My own relationship with mountains includes Greylock and Cadillac. I have chunks of granite and marble from each as desktop talismans. I’ve seen the sunrises and sunsets off both, have camped on or near them, but these are not uncommon experiences. Nor, I hope, are the ones I’ve had throughout New England in moments of deep meditation.

Greylock is one of the rare and southern-most taigaboreal forests in New England.  I spent a decade living in the lower mouth of the glacial cirque at its Western base; that location is hidden, at virtual dead center in the photo. The Taconic range stands behind to the west.  The estate belonging to a Rockefeller and her husband and devoted to the genetic betterment of farm livestock sprawled across one of its ridges. [How is is that we are interested in breeding better cows and chickens at the same time we bomb wheat fields?]
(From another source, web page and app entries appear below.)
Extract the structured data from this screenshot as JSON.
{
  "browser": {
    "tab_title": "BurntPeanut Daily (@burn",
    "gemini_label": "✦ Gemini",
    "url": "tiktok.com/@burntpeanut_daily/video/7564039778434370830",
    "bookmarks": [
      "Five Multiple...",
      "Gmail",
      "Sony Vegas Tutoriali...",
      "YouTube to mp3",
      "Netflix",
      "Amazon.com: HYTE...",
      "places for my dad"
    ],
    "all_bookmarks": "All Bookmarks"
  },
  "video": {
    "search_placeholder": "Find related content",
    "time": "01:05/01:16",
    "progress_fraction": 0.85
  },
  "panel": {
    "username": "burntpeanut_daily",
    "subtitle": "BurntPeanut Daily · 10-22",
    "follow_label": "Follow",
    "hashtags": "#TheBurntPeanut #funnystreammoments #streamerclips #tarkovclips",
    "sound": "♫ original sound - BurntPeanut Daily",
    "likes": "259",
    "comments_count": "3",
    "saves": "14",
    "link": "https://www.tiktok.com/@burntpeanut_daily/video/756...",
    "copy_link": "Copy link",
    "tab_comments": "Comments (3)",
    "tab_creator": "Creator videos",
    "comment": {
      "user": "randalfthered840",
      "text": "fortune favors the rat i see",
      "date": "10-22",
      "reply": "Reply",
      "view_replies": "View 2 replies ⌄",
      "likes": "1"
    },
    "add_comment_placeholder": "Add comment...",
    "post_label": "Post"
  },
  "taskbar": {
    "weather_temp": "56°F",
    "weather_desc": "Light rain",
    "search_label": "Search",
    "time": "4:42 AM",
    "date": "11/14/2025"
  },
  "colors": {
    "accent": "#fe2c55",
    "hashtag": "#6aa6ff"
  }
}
The origin of the present name of Greylock and its association with the mountain is unclear. It first appeared in print about 1819, and came into popular use by the 1830s. It may be in reference to its appearance, as it often has a gray cloud, or lock of gray mist upon his head, or in tribute to a legendary Native American chief, Gray Lock.[18] Gray Lock (c. 1670-1750) was a Western Abenaki Missisquoi chief of Woronoco-Pocomtuc ancestry, born near Westfield, Massachusetts. Gray Lock distinguished himself by conducting guerrilla raids into Vermont and western Massachusetts.[19]

Derrick Jensen’s works speak of forging an orientation to and awareness of the indigenous people who once occupied the land you occupy.
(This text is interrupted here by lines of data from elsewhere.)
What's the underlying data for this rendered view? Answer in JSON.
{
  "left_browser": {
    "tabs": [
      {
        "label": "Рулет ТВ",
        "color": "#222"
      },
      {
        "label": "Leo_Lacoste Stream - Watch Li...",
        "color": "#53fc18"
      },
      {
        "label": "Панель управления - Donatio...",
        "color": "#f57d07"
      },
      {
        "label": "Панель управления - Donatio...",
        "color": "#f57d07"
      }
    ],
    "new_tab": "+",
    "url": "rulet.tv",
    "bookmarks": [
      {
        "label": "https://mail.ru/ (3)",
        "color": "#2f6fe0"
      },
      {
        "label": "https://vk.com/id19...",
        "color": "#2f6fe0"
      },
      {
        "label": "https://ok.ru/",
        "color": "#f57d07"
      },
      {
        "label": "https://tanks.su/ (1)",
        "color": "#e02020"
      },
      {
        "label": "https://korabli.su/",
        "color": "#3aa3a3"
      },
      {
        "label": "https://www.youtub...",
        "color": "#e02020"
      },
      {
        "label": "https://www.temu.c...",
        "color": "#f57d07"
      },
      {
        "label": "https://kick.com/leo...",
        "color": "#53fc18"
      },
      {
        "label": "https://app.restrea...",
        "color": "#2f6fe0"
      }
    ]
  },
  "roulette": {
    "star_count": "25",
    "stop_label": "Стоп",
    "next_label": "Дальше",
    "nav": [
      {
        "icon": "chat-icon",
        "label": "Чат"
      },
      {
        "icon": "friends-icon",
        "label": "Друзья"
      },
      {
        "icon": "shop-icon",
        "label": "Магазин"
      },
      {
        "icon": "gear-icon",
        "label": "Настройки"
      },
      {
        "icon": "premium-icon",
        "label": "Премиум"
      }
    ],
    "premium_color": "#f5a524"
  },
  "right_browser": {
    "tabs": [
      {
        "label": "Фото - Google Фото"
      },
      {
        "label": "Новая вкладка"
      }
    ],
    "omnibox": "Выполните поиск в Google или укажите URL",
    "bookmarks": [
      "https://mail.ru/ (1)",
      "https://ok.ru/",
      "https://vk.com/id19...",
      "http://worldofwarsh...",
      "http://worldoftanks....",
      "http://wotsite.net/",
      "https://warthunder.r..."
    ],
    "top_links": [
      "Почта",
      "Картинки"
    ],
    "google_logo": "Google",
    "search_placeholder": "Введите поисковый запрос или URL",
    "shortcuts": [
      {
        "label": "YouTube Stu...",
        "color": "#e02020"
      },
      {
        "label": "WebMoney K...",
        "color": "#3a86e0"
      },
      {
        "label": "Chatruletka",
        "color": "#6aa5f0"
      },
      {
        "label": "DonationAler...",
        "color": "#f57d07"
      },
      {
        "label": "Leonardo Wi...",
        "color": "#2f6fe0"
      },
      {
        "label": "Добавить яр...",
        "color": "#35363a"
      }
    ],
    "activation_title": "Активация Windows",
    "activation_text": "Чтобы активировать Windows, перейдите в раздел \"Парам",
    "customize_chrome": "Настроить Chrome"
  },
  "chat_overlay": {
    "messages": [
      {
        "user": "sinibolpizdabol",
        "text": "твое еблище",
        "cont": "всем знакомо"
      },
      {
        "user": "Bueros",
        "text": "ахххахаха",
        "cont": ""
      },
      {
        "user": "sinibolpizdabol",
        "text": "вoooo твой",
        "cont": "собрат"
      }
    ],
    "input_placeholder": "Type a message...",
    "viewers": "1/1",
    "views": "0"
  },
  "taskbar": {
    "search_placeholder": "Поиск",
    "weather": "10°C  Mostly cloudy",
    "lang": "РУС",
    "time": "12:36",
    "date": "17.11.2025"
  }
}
The Mahican people were closely associated with this region, and it was easy for a child weaned on “Light in the Forest” to imagine himself a Mahican as he walked, ran and sat in contemplation.

One day when I was about 12, I set on my haunches on the edge of a brook, lost in the thoughts facilitated by the continuous burble of the run-off from the rain forest.
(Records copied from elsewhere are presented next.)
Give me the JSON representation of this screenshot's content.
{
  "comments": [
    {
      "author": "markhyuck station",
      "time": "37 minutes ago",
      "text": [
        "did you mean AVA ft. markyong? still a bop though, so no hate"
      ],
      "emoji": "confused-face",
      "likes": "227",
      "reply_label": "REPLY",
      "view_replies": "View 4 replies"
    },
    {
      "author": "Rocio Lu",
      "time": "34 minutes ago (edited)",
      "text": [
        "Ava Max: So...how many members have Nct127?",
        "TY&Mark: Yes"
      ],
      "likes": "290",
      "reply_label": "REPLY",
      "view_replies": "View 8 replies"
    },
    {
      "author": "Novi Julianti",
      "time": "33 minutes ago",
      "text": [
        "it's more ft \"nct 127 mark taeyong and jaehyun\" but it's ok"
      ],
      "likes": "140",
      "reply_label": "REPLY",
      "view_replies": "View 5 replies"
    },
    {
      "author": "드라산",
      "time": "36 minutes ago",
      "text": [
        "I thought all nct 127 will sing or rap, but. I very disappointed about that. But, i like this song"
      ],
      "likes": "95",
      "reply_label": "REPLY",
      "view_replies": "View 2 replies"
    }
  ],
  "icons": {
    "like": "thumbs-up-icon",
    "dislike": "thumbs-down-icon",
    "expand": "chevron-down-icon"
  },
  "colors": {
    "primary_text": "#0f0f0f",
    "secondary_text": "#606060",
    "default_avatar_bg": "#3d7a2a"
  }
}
A bobcat came down the to the edge of the stream to drink its fill.


I wasn’t afraid. It looked up at me suddenly when it discovered that I was there too, but I instantly and silently telegraphed a message that I meant it no harm. It turned back to its satiation, and then disappeared as suddenly and quietly as it came.

Years later, I sat with my back against the warm granite shelving of Pemaquid Point and listened to the waves as I basked in the sun. I think the expression “lost in reverie” is appropriate; I was on the way home from a three-day honeymoon trip up the coast of Maine to Acadia and back. I’d shown the future mother/grandmother the loveliness of Mount Desert Island.  I still kick myself when I think about the fact that we couldn’t find the way to buy that 10-acre plot of land at the northern-most tip of Somes Sound. But coastal Maine has lots of magic to be found in it, and that afternoon it sent me a message. I’ve written about that moment several times. It was an epiphany.

The message I got in an instant, downloaded at quantum speed, was that I was part of it all, and I was it, and that it was me, and that I was “here” for it, and that it was “here” for me.


“Rupert Ross, a Canadian lawyer who has worked most of his life on the northern reserves in Ontario, also writes about the sensitivity and open attitude required to learn what he calls “pattern-thought,” the ability to take in vast amounts of information from the natural world (70).”

Derrick Jensen has written an entire book on this called “Listening to the Land”, “conversations with environmentalists, theologians, Native Americans, psychologists, and feminists, engaging some of our best minds in an exploration of more peaceful ways to live on Earth.”

Michael Murphy and others have delved deeply into the ways in which the human mind can connect with the cosmos; I think in particular of “In The Zone” and The Future of the Body, “a massive historical and cross-cultural collection of documentation of various occurrences of extraordinary human functioning such as healing, hypnosis, martial arts, yogic techniques, telepathy, clairvoyance, and feats of superhuman strength. Rather than presenting such documentation as scientific proof, he presents it as a body of evidence to motivate further investigation.”  [ http://en.wikipedia.org/wiki/Michael_Murphy_(author) ]

Ron sent me something on remote viewing, too.